1-1/2 pounds ground moose or any other meat you choose
1 can Rotel 
1 cup Panko bread crumbs
1 can black beans
1 cup small red, yellow and orange peppers, chopped
1 cup cheddar cheese
1 tsp ground cumin
1 cup cornmeal
1 cup flour
1/4 cup granulated sugar
1 Tbs baking powder
1 tsp salt
1 cup milk
1/3 cup vegetable oil
1 large egg, beaten

Preheat the oven to 350F.

Mix the burger, bread crumbs and Rotel together in a bowl.  Press into a pie pan like a crust.  

Top with a mixture of beans, peppers and cheese and cumin.  (You can add whatever veggies and cheese you like to the top of this meat crust.)   

Mix together the cornmeal, flour sugar, baking powder and salt in a bowl.  In another bowl, mix together cup milk, vegetable oil and the egg.  Gently stir the wet ingredients into the dry ingredients, mixing until the dry ingredients are just moist.  Spread the cornbread mixture over the top of the pie.  Bake for 1 hour.  

Serve warm with a dollop of sour cream on top.

Monday, September 8, 2014

Summer 2014

Summertime in Petersburg always passes so quickly.  During the rainy week that followed the first day of school this year, I pursued my photos and found some that I thought would be fun to share.  

Early in the Summer, I wandered around the boat harbor when the fishermen were preparing for the upcoming salmon season.  

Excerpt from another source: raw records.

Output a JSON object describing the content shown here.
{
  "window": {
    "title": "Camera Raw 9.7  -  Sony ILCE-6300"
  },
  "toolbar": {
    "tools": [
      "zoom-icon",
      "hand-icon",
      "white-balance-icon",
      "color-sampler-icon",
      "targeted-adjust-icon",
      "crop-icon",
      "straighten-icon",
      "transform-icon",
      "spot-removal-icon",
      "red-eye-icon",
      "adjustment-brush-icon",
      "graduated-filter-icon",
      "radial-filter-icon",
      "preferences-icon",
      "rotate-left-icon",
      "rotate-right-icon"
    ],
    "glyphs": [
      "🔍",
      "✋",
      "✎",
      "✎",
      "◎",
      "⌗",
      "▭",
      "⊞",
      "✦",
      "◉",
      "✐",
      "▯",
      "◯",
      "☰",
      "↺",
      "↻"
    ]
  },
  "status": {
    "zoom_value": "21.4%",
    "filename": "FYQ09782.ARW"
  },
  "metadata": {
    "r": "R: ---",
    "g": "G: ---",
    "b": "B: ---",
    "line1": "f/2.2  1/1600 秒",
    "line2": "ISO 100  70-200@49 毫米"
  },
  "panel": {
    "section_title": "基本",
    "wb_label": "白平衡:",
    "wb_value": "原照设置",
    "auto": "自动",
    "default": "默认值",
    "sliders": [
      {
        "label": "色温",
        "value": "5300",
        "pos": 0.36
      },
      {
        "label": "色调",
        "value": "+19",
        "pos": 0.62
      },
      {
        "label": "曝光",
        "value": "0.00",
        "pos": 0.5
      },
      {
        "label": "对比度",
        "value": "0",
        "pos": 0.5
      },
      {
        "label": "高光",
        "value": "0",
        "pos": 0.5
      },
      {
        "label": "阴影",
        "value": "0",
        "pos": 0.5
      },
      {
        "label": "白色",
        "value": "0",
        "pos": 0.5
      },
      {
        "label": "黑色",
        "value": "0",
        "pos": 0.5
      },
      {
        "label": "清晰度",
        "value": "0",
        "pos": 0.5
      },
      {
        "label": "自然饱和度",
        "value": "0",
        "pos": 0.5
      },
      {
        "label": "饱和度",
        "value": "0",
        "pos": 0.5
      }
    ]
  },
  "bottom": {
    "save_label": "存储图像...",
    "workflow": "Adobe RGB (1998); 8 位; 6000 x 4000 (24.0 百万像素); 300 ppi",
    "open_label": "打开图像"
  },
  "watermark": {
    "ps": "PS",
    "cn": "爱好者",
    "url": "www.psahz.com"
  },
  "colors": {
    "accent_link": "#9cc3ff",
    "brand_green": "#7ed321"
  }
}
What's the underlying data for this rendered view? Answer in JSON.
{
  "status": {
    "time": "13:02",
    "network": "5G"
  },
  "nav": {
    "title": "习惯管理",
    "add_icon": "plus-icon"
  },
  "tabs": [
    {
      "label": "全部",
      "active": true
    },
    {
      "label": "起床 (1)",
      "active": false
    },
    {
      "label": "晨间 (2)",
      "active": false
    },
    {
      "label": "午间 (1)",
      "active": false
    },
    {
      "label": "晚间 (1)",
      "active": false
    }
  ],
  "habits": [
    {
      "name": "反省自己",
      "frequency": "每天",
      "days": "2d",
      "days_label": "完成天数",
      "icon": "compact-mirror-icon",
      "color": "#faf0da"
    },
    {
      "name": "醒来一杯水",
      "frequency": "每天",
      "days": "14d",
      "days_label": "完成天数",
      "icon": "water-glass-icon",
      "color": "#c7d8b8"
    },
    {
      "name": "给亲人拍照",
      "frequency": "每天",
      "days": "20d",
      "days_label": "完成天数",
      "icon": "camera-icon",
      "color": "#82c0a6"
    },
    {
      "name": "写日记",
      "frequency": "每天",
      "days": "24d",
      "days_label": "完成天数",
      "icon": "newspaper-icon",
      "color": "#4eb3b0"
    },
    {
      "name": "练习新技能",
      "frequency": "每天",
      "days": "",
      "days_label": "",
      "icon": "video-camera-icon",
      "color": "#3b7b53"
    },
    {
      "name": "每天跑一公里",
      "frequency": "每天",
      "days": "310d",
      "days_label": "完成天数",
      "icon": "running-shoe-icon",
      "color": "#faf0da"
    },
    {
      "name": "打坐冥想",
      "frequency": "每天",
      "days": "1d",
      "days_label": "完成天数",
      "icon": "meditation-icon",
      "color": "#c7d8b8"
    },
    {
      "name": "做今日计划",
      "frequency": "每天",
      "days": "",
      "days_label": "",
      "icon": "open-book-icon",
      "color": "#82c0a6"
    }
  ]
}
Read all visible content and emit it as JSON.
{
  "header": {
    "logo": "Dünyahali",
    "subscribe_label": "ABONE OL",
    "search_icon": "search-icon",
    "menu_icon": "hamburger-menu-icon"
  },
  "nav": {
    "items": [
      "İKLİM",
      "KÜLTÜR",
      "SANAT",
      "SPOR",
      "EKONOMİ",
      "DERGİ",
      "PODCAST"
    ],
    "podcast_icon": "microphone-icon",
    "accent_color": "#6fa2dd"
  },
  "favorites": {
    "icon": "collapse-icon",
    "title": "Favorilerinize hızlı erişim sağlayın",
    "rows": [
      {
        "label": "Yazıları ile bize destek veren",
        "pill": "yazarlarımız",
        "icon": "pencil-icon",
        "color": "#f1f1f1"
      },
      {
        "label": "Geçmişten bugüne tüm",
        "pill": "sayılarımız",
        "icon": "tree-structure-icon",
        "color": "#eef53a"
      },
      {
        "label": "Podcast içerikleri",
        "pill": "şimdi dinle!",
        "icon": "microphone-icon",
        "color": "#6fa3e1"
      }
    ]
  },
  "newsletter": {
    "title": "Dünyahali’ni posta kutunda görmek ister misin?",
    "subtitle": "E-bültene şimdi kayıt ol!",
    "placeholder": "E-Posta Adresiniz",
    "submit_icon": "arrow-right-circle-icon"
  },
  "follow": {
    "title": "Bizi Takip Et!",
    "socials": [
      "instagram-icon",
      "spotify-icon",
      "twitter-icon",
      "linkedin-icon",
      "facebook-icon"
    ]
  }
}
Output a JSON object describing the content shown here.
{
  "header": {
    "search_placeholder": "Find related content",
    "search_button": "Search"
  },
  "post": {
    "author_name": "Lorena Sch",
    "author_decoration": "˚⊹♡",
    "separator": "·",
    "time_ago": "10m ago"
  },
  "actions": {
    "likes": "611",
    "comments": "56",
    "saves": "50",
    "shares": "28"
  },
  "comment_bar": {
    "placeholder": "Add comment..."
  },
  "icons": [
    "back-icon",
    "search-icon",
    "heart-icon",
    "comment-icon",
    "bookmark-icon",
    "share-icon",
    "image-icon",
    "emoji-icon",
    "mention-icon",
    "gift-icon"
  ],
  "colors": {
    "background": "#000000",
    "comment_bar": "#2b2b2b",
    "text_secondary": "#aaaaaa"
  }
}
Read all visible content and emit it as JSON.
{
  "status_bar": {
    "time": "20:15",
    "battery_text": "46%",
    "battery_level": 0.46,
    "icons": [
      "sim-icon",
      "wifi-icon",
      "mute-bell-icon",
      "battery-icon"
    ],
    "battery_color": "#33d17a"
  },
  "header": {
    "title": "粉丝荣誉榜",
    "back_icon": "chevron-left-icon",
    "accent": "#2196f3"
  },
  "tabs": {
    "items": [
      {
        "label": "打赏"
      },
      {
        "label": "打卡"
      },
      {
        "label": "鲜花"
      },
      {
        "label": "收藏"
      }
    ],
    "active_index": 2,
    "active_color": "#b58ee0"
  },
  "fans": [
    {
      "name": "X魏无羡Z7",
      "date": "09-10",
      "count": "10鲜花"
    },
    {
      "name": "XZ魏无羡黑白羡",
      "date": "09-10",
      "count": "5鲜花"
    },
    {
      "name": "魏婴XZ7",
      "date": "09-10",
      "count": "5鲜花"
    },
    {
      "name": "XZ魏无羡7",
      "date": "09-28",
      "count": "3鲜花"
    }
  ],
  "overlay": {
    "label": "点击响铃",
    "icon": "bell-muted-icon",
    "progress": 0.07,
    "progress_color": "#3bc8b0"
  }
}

When the sun was out, I enjoyed looking at the lovely gardens in town.  The gardeners in Petersburg have found a way to bring lots of color to our rainy town in the summer.

 So long Summer of 2014.